Start of Block
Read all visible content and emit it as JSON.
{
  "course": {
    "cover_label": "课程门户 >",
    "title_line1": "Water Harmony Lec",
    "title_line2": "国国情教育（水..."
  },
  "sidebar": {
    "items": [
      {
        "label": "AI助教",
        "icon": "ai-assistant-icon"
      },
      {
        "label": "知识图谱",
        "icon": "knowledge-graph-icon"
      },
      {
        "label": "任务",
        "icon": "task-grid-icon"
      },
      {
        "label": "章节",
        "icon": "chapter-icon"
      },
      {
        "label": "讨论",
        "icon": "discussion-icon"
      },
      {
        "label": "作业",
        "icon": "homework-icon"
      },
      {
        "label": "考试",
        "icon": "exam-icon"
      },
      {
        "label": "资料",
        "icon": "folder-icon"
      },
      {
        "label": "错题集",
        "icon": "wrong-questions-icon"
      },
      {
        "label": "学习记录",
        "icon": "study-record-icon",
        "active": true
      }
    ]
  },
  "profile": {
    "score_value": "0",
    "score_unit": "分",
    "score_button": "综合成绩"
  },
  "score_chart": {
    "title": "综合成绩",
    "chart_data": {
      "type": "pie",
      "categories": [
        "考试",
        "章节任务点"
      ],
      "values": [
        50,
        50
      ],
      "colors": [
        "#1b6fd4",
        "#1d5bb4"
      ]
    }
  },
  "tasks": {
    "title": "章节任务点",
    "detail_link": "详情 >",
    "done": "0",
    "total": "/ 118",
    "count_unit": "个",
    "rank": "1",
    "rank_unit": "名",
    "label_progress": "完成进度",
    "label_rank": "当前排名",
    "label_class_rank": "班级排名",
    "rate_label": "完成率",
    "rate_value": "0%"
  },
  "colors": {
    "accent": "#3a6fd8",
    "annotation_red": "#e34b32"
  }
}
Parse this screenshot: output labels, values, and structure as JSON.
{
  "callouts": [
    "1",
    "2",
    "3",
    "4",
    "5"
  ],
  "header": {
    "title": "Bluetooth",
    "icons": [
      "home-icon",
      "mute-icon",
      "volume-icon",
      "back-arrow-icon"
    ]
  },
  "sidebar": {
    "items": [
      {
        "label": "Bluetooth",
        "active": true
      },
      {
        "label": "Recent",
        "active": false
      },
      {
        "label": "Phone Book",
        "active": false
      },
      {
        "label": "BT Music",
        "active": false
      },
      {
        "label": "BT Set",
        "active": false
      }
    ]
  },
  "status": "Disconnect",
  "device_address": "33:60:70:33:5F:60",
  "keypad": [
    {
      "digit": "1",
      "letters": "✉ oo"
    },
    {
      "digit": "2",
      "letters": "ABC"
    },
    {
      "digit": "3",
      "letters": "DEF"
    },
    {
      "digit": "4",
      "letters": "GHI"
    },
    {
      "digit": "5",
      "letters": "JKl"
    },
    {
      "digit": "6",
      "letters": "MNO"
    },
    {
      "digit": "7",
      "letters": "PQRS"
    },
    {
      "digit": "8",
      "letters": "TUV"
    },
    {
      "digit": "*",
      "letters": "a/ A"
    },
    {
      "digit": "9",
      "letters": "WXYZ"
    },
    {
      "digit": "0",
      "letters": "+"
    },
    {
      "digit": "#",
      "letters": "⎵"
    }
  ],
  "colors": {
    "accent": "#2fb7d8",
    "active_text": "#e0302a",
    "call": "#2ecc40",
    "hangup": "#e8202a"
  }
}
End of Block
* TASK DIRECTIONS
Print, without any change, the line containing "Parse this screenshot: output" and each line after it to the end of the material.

* SOLUTION TO THIS PROBLEM
Parse this screenshot: output labels, values, and structure as JSON.
{
  "callouts": [
    "1",
    "2",
    "3",
    "4",
    "5"
  ],
  "header": {
    "title": "Bluetooth",
    "icons": [
      "home-icon",
      "mute-icon",
      "volume-icon",
      "back-arrow-icon"
    ]
  },
  "sidebar": {
    "items": [
      {
        "label": "Bluetooth",
        "active": true
      },
      {
        "label": "Recent",
        "active": false
      },
      {
        "label": "Phone Book",
        "active": false
      },
      {
        "label": "BT Music",
        "active": false
      },
      {
        "label": "BT Set",
        "active": false
      }
    ]
  },
  "status": "Disconnect",
  "device_address": "33:60:70:33:5F:60",
  "keypad": [
    {
      "digit": "1",
      "letters": "✉ oo"
    },
    {
      "digit": "2",
      "letters": "ABC"
    },
    {
      "digit": "3",
      "letters": "DEF"
    },
    {
      "digit": "4",
      "letters": "GHI"
    },
    {
      "digit": "5",
      "letters": "JKl"
    },
    {
      "digit": "6",
      "letters": "MNO"
    },
    {
      "digit": "7",
      "letters": "PQRS"
    },
    {
      "digit": "8",
      "letters": "TUV"
    },
    {
      "digit": "*",
      "letters": "a/ A"
    },
    {
      "digit": "9",
      "letters": "WXYZ"
    },
    {
      "digit": "0",
      "letters": "+"
    },
    {
      "digit": "#",
      "letters": "⎵"
    }
  ],
  "colors": {
    "accent": "#2fb7d8",
    "active_text": "#e0302a",
    "call": "#2ecc40",
    "hangup": "#e8202a"
  }
}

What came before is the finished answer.